Finnish people love and value forests, but also benefit from them – sustainably

Children picking bilberries in the forest

Photo: Katri Lehtola


With more than 70% of its area covered by trees, Finland is Europe’s most forested country. This has always formed the basis of the Finnish way of life. Finland’s rise to prosperity is based on expertise in using renewable natural resources sustainably. Every Finn truly has an individual connection to forests; more than 80% of Finnish people say the forest is important to them.

Finns feel safe in the forest. They go there to relax and to feel a connection with nature. A desire to preserve nature also figures strongly in Finnish people’s relationship to the forest. They associate the woods with serenity, energy, joy, security, closeness and togetherness.

Forests belong to everyone. The Finnish concept of Everyman’s Right means that anybody may hike, camp, and gather mushrooms and berries in any forest, regardless of who owns it. Two-thirds of Finnish forests are owned by ordinary families. This means one in five Finnish citizens owns forest land, accounting for over 80% of the wood used by the forest industry.
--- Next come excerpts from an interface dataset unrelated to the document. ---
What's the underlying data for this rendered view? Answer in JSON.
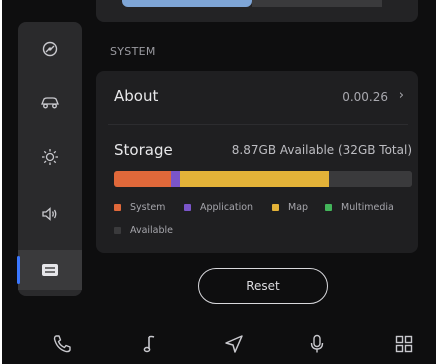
{
  "section": {
    "title": "SYSTEM"
  },
  "about": {
    "label": "About",
    "version": "0.00.26",
    "chevron": "›"
  },
  "storage": {
    "label": "Storage",
    "summary": "8.87GB Available (32GB Total)",
    "segments": [
      {
        "name": "System",
        "color": "#e0683a",
        "fraction": 0.19
      },
      {
        "name": "Application",
        "color": "#7a55c9",
        "fraction": 0.03
      },
      {
        "name": "Map",
        "color": "#e3b238",
        "fraction": 0.5
      },
      {
        "name": "Multimedia",
        "color": "#43b55a",
        "fraction": 0.0
      },
      {
        "name": "Available",
        "color": "#3a3a3c",
        "fraction": 0.28
      }
    ],
    "legend": {
      "system": "System",
      "application": "Application",
      "map": "Map",
      "multimedia": "Multimedia",
      "available": "Available"
    }
  },
  "reset_label": "Reset",
  "sidebar": {
    "items": [
      "steering-wheel-icon",
      "car-icon",
      "brightness-icon",
      "volume-icon",
      "settings-card-icon"
    ],
    "active_index": 4
  },
  "dock": {
    "items": [
      "phone-icon",
      "music-note-icon",
      "navigation-arrow-icon",
      "microphone-icon",
      "apps-grid-icon"
    ]
  },
  "colors": {
    "accent": "#3b78ff",
    "background": "#0e0e0f",
    "card": "#1f1f21"
  }
}
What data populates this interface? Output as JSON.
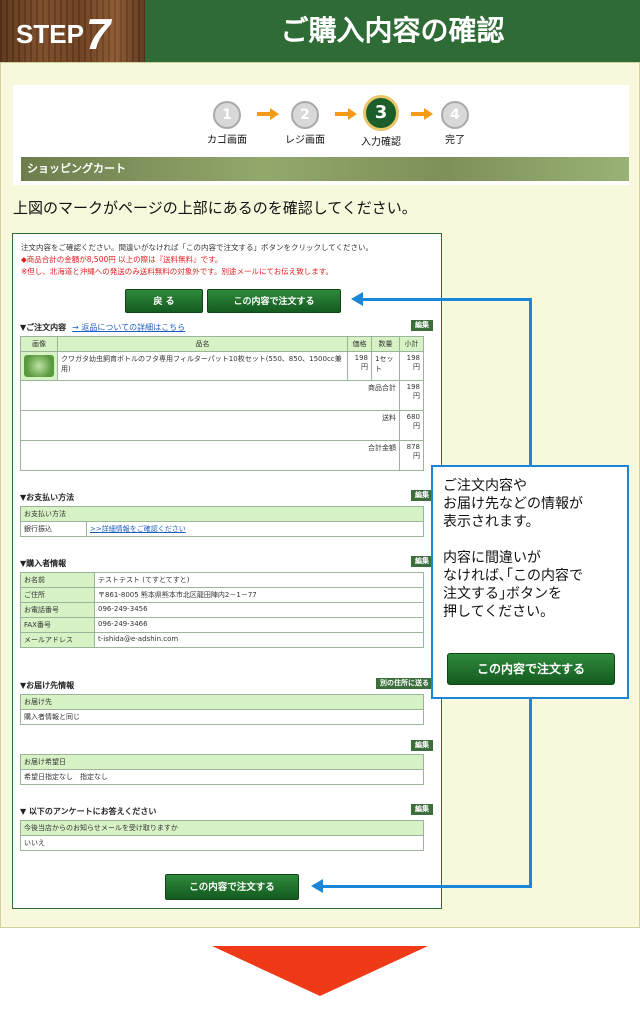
{
  "header": {
    "step_label": "STEP",
    "step_number": "7",
    "title": "ご購入内容の確認"
  },
  "progress": {
    "steps": [
      {
        "number": "1",
        "label": "カゴ画面"
      },
      {
        "number": "2",
        "label": "レジ画面"
      },
      {
        "number": "3",
        "label": "入力確認"
      },
      {
        "number": "4",
        "label": "完了"
      }
    ],
    "active_step": 3,
    "bar_label": "ショッピングカート"
  },
  "instruction": "上図のマークがページの上部にあるのを確認してください。",
  "screenshot": {
    "notice_1": "注文内容をご確認ください。間違いがなければ「この内容で注文する」ボタンをクリックしてください。",
    "notice_2": "◆商品合計の金額が8,500円 以上の際は『送料無料』です。",
    "notice_3": "※但し、北海道と沖縄への発送のみ送料無料の対象外です。別途メールにてお伝え致します。",
    "back_button": "戻 る",
    "confirm_button": "この内容で注文する",
    "order": {
      "heading": "▼ご注文内容",
      "return_link": "→ 返品についての詳細はこちら",
      "edit": "編集",
      "columns": [
        "画像",
        "品名",
        "価格",
        "数量",
        "小計"
      ],
      "item_name": "クワガタ幼虫飼育ボトルのフタ専用フィルターパット10枚セット(550、850、1500cc兼用)",
      "item_price": "198円",
      "item_qty": "1セット",
      "item_subtotal": "198円",
      "subtotal_label": "商品合計",
      "subtotal_value": "198円",
      "shipping_label": "送料",
      "shipping_value": "680円",
      "total_label": "合計金額",
      "total_value": "878円"
    },
    "payment": {
      "heading": "▼お支払い方法",
      "edit": "編集",
      "header": "お支払い方法",
      "method": "銀行振込",
      "detail_link": ">>詳細情報をご確認ください"
    },
    "buyer": {
      "heading": "▼購入者情報",
      "edit": "編集",
      "rows": [
        {
          "label": "お名前",
          "value": "テストテスト (てすとてすと)"
        },
        {
          "label": "ご住所",
          "value": "〒861-8005 熊本県熊本市北区龍田陣内2－1－77"
        },
        {
          "label": "お電話番号",
          "value": "096-249-3456"
        },
        {
          "label": "FAX番号",
          "value": "096-249-3466"
        },
        {
          "label": "メールアドレス",
          "value": "t-ishida@e-adshin.com"
        }
      ]
    },
    "delivery": {
      "heading": "▼お届け先情報",
      "other_address_button": "別の住所に送る",
      "header": "お届け先",
      "value": "購入者情報と同じ"
    },
    "delivery_date": {
      "edit": "編集",
      "header": "お届け希望日",
      "value": "希望日指定なし　指定なし"
    },
    "survey": {
      "heading": "▼ 以下のアンケートにお答えください",
      "edit": "編集",
      "question": "今後当店からのお知らせメールを受け取りますか",
      "answer": "いいえ"
    },
    "bottom_confirm_button": "この内容で注文する"
  },
  "callout": {
    "text": "ご注文内容や\nお届け先などの情報が\n表示されます。\n\n内容に間違いが\nなければ､｢この内容で\n注文する｣ボタンを\n押してください。",
    "button": "この内容で注文する"
  },
  "colors": {
    "header_green": "#2f6b35",
    "panel_bg": "#f8f8dc",
    "callout_blue": "#1a86d9",
    "down_arrow": "#ef3a17"
  }
}
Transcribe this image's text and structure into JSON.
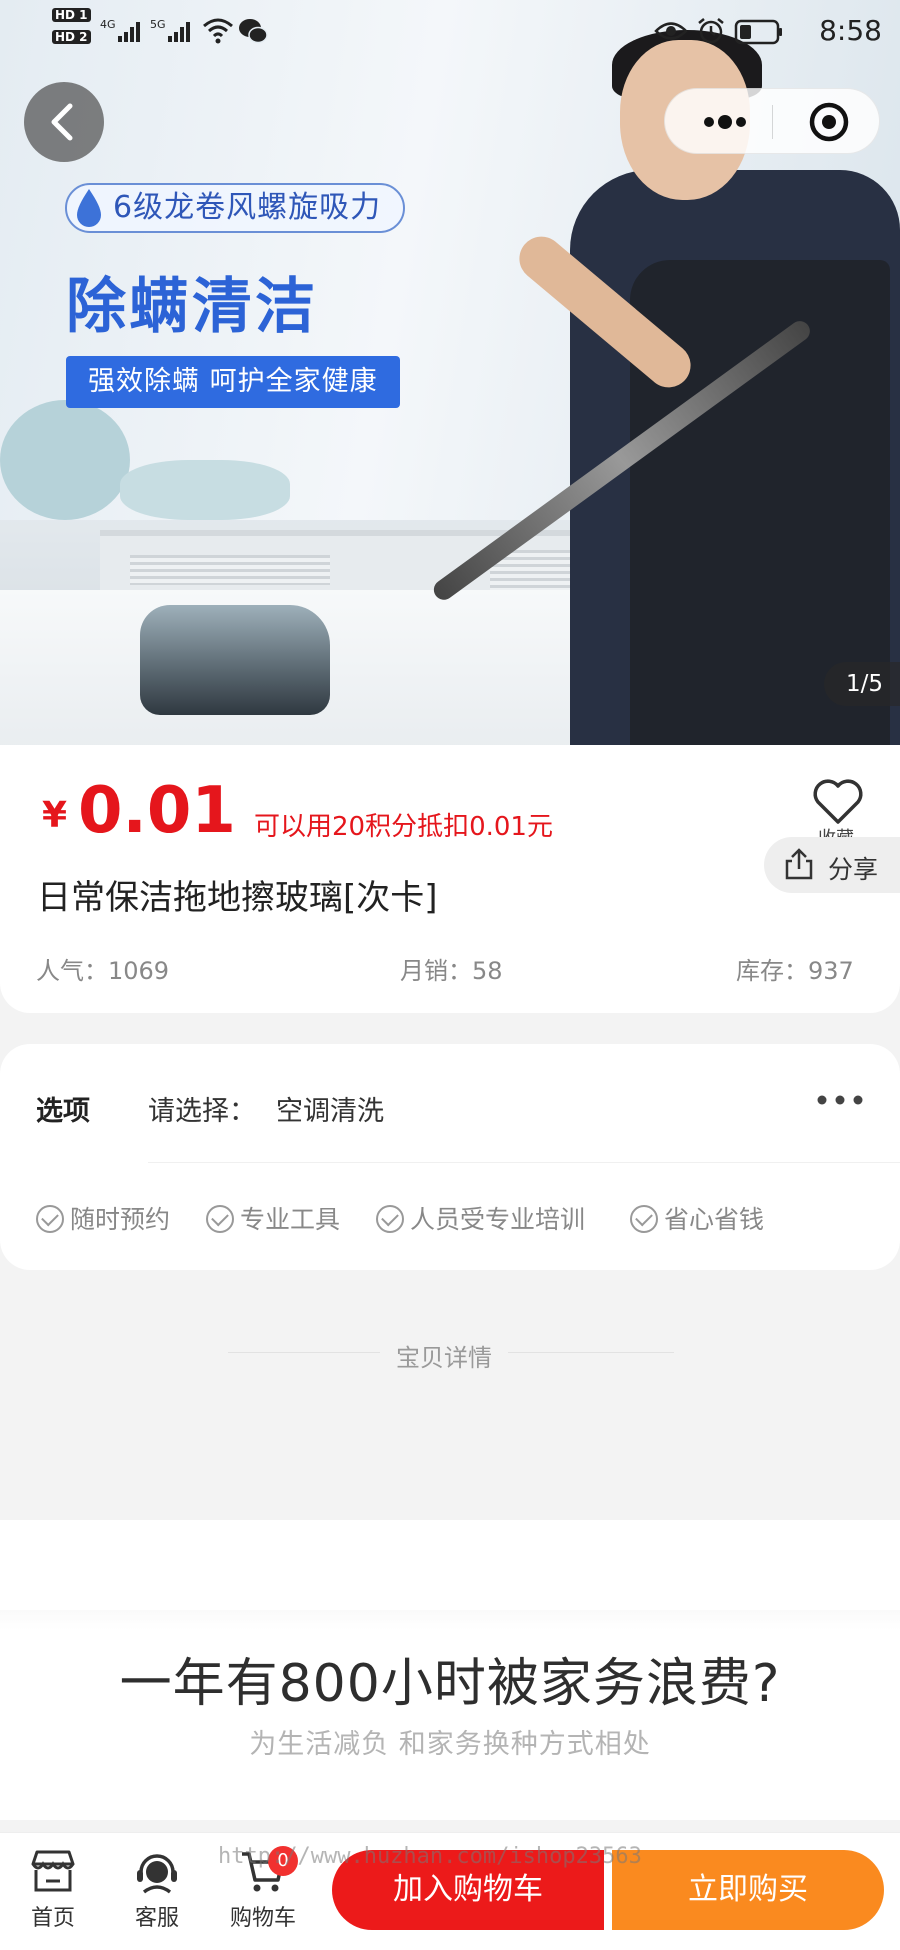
{
  "status_bar": {
    "hd1": "HD 1",
    "hd2": "HD 2",
    "net1": "4G",
    "net2": "5G",
    "time": "8:58"
  },
  "hero": {
    "badge": "6级龙卷风螺旋吸力",
    "title": "除螨清洁",
    "banner": "强效除螨  呵护全家健康",
    "pager": "1/5"
  },
  "product": {
    "currency": "¥",
    "price": "0.01",
    "points_note": "可以用20积分抵扣0.01元",
    "favorite_label": "收藏",
    "share_label": "分享",
    "name": "日常保洁拖地擦玻璃[次卡]",
    "stats": {
      "popularity": "人气：1069",
      "monthly_sales": "月销：58",
      "stock": "库存：937"
    }
  },
  "options": {
    "label": "选项",
    "prefix": "请选择：",
    "value": "空调清洗",
    "features": [
      "随时预约",
      "专业工具",
      "人员受专业培训",
      "省心省钱"
    ]
  },
  "detail": {
    "title": "宝贝详情",
    "slogan": "一年有800小时被家务浪费?",
    "subtitle": "为生活减负 和家务换种方式相处"
  },
  "bottom": {
    "tabs": [
      "首页",
      "客服",
      "购物车"
    ],
    "cart_count": "0",
    "add_to_cart": "加入购物车",
    "buy_now": "立即购买",
    "watermark": "http://www.huzhan.com/ishop23563"
  },
  "colors": {
    "price_red": "#e5161c",
    "cart_button": "#ec1a1a",
    "buy_button": "#fa8a1f",
    "promo_blue": "#2c63d6"
  },
  "icons": [
    "back-icon",
    "more-dots-icon",
    "target-icon",
    "heart-icon",
    "share-icon",
    "check-circle-icon",
    "ellipsis-icon",
    "shop-icon",
    "headset-icon",
    "cart-icon",
    "eye-icon",
    "alarm-icon",
    "battery-icon",
    "wifi-icon",
    "wechat-icon",
    "signal-icon"
  ]
}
Finland is a world leader in sustainable forest management. Commercial forestry must take into account forest biodiversity and carbon sinks. There’s a policy of planting three seedlings for every tree harvested, and logging never exceeds forest growth. Around 12% (2.7 million hectares) of Finnish forest is protected. The voluntary METSO forest biodiversity program compensates private forest owners for conservation measures.

Finns love and value forests, but also benefit from them – sustainably.